*** Opening DATA ***

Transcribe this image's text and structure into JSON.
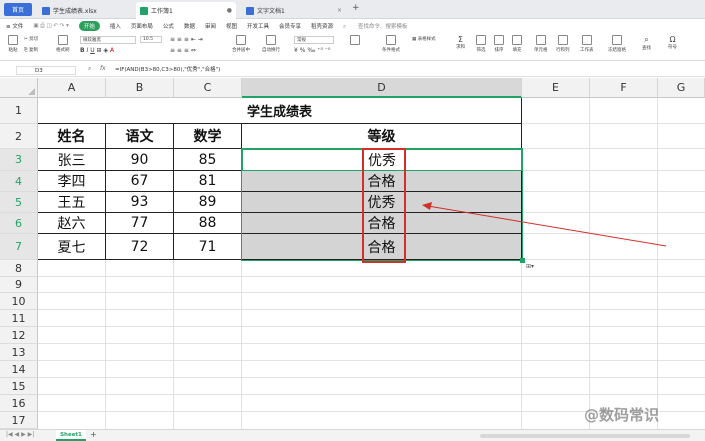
{
  "tabs": {
    "home": "首页",
    "doc1": "学生成绩表.xlsx",
    "doc2": "工作簿1",
    "doc3": "文字文档1",
    "new_tab": "+"
  },
  "menu": {
    "file": "≡ 文件",
    "start": "开始",
    "insert": "插入",
    "page_layout": "页面布局",
    "formula": "公式",
    "data": "数据",
    "review": "审阅",
    "view": "视图",
    "dev": "开发工具",
    "member": "会员专享",
    "features": "稻壳资源",
    "search": "查找命令、搜索模板"
  },
  "ribbon": {
    "format_painter": "格式刷",
    "paste": "粘贴",
    "cut": "剪切",
    "copy": "复制",
    "font": "微软雅黑",
    "font_size": "10.5",
    "merge": "合并居中",
    "wrap": "自动换行",
    "number_format": "常规",
    "cond_format": "条件格式",
    "table_style": "表格样式",
    "sum": "求和",
    "filter": "筛选",
    "sort": "排序",
    "fill": "填充",
    "cell": "单元格",
    "row_col": "行和列",
    "worksheet": "工作表",
    "freeze": "冻结窗格",
    "find": "查找",
    "symbol": "符号"
  },
  "formula_bar": {
    "name_box": "D3",
    "fx": "fx",
    "formula": "=IF(AND(B3>80,C3>80),\"优秀\",\"合格\")"
  },
  "columns": [
    "A",
    "B",
    "C",
    "D",
    "E",
    "F",
    "G"
  ],
  "rows": [
    "1",
    "2",
    "3",
    "4",
    "5",
    "6",
    "7",
    "8",
    "9",
    "10",
    "11",
    "12",
    "13",
    "14",
    "15",
    "16",
    "17"
  ],
  "table": {
    "title": "学生成绩表",
    "headers": [
      "姓名",
      "语文",
      "数学",
      "等级"
    ],
    "records": [
      {
        "name": "张三",
        "chinese": "90",
        "math": "85",
        "grade": "优秀"
      },
      {
        "name": "李四",
        "chinese": "67",
        "math": "81",
        "grade": "合格"
      },
      {
        "name": "王五",
        "chinese": "93",
        "math": "89",
        "grade": "优秀"
      },
      {
        "name": "赵六",
        "chinese": "77",
        "math": "88",
        "grade": "合格"
      },
      {
        "name": "夏七",
        "chinese": "72",
        "math": "71",
        "grade": "合格"
      }
    ]
  },
  "sheet_tab": "Sheet1",
  "add_sheet": "+",
  "watermark": "@数码常识",
  "colors": {
    "accent": "#21a366",
    "highlight_box": "#d0302a",
    "selection_fill": "#d4d4d4"
  }
}
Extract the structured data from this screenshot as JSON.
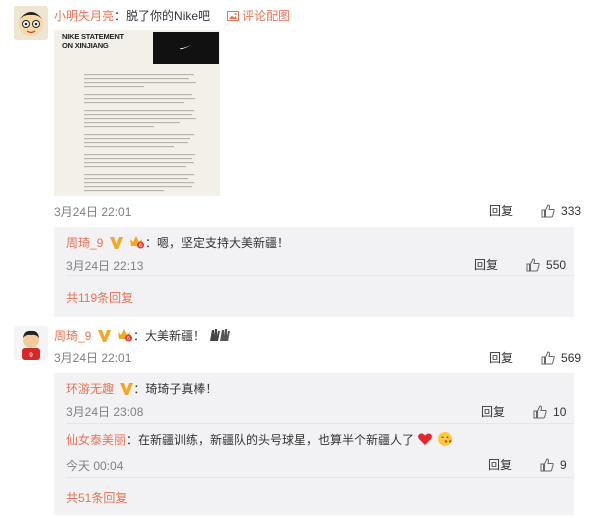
{
  "comment1": {
    "username": "小明失月亮",
    "colon": "：",
    "text": "脱了你的Nike吧",
    "image_link_label": "评论配图",
    "image_title_line1": "NIKE STATEMENT",
    "image_title_line2": "ON XINJIANG",
    "time": "3月24日 22:01",
    "reply_label": "回复",
    "like_count": "333",
    "subreply": {
      "username": "周琦_9",
      "text": "：嗯，坚定支持大美新疆！",
      "time": "3月24日 22:13",
      "reply_label": "回复",
      "like_count": "550"
    },
    "more_replies": "共119条回复"
  },
  "comment2": {
    "username": "周琦_9",
    "text": "：大美新疆！",
    "time": "3月24日 22:01",
    "reply_label": "回复",
    "like_count": "569",
    "subreplies": [
      {
        "username": "环游无趣",
        "text": "：琦琦子真棒！",
        "time": "3月24日 23:08",
        "reply_label": "回复",
        "like_count": "10"
      },
      {
        "username": "仙女泰美丽",
        "text": "：在新疆训练，新疆队的头号球星，也算半个新疆人了",
        "time": "今天 00:04",
        "reply_label": "回复",
        "like_count": "9"
      }
    ],
    "more_replies": "共51条回复"
  },
  "colors": {
    "username": "#eb7350",
    "subbox": "#f2f2f5",
    "verified": "#f5a623"
  }
}
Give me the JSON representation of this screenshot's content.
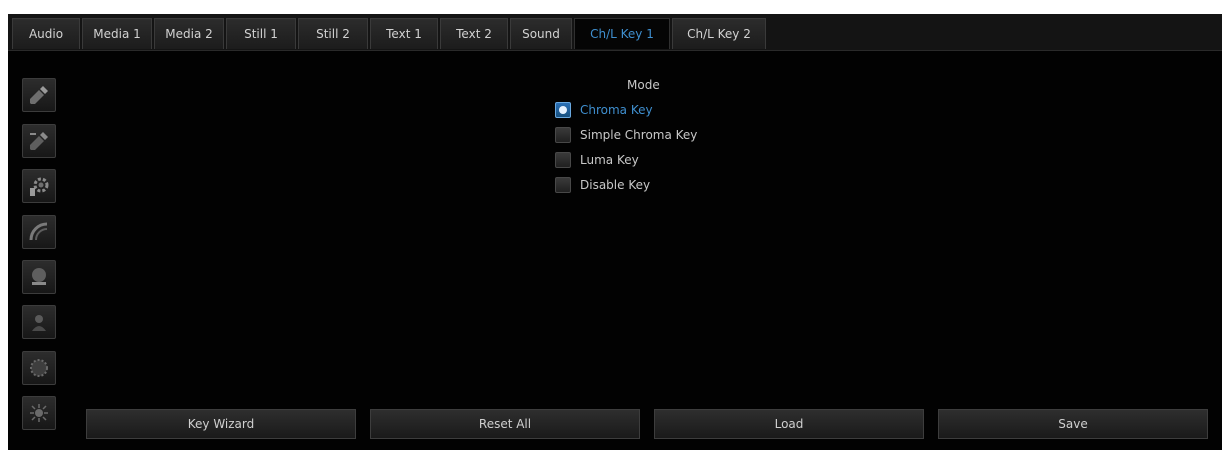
{
  "tabs": [
    {
      "label": "Audio"
    },
    {
      "label": "Media 1"
    },
    {
      "label": "Media 2"
    },
    {
      "label": "Still 1"
    },
    {
      "label": "Still 2"
    },
    {
      "label": "Text 1"
    },
    {
      "label": "Text 2"
    },
    {
      "label": "Sound"
    },
    {
      "label": "Ch/L Key 1"
    },
    {
      "label": "Ch/L Key 2"
    }
  ],
  "active_tab": "Ch/L Key 1",
  "sidebar": {
    "icons": [
      "eyedropper-icon",
      "eyedropper-remove-icon",
      "gear-settings-icon",
      "spill-suppress-icon",
      "matte-icon",
      "mask-icon",
      "edge-icon",
      "light-icon"
    ]
  },
  "mode": {
    "title": "Mode",
    "options": [
      {
        "label": "Chroma Key",
        "checked": true
      },
      {
        "label": "Simple Chroma Key",
        "checked": false
      },
      {
        "label": "Luma Key",
        "checked": false
      },
      {
        "label": "Disable Key",
        "checked": false
      }
    ]
  },
  "buttons": {
    "key_wizard": "Key Wizard",
    "reset_all": "Reset All",
    "load": "Load",
    "save": "Save"
  },
  "colors": {
    "accent": "#3f8fcf",
    "background": "#020202",
    "text": "#c8c8c8"
  }
}
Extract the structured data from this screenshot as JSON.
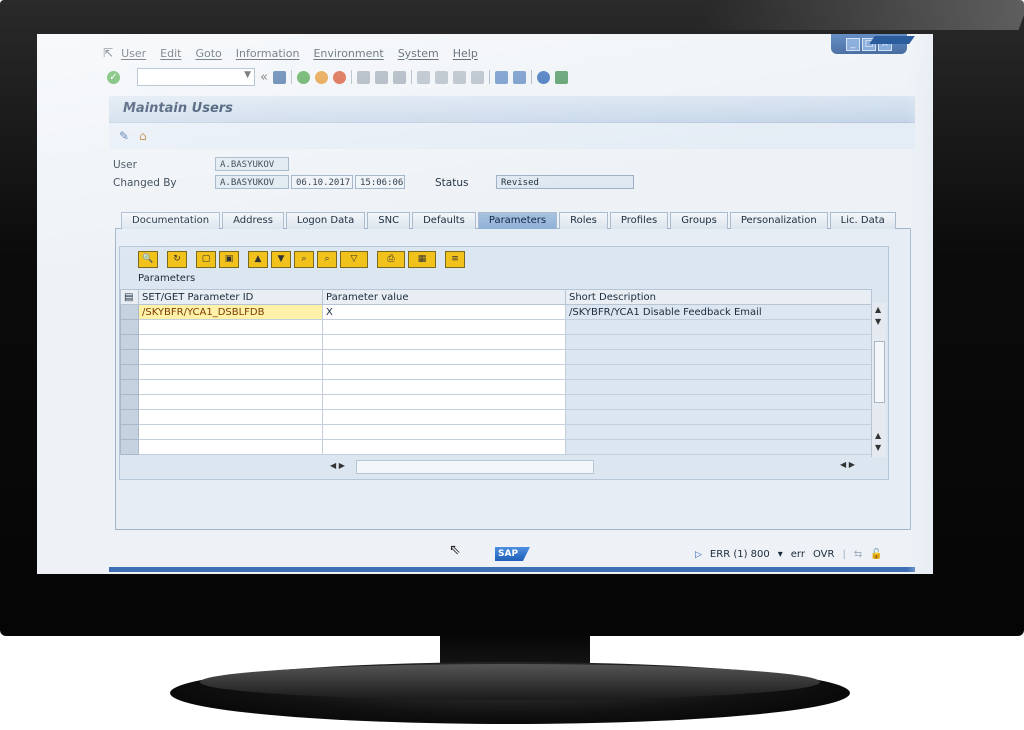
{
  "menu": {
    "items": [
      "User",
      "Edit",
      "Goto",
      "Information",
      "Environment",
      "System",
      "Help"
    ]
  },
  "toolbar": {
    "command_field_value": "",
    "back_symbol": "«"
  },
  "screen": {
    "title": "Maintain Users"
  },
  "header": {
    "user_label": "User",
    "user_value": "A.BASYUKOV",
    "changed_by_label": "Changed By",
    "changed_by_value": "A.BASYUKOV",
    "changed_date": "06.10.2017",
    "changed_time": "15:06:06",
    "status_label": "Status",
    "status_value": "Revised"
  },
  "tabs": [
    {
      "label": "Documentation",
      "active": false
    },
    {
      "label": "Address",
      "active": false
    },
    {
      "label": "Logon Data",
      "active": false
    },
    {
      "label": "SNC",
      "active": false
    },
    {
      "label": "Defaults",
      "active": false
    },
    {
      "label": "Parameters",
      "active": true
    },
    {
      "label": "Roles",
      "active": false
    },
    {
      "label": "Profiles",
      "active": false
    },
    {
      "label": "Groups",
      "active": false
    },
    {
      "label": "Personalization",
      "active": false
    },
    {
      "label": "Lic. Data",
      "active": false
    }
  ],
  "grid": {
    "caption": "Parameters",
    "columns": [
      "SET/GET Parameter ID",
      "Parameter value",
      "Short Description"
    ],
    "rows": [
      [
        "/SKYBFR/YCA1_DSBLFDB",
        "X",
        "/SKYBFR/YCA1 Disable Feedback Email"
      ]
    ],
    "empty_rows": 9
  },
  "status": {
    "sap_logo": "SAP",
    "system": "ERR (1) 800",
    "client_host": "err",
    "mode": "OVR"
  },
  "colors": {
    "title_band": "#c4d5e8",
    "active_tab": "#8fb0d6",
    "highlight_cell": "#fff2a8",
    "sap_blue": "#1e5fb8"
  }
}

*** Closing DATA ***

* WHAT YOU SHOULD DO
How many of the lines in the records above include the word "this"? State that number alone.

* WRITTEN REPLY
4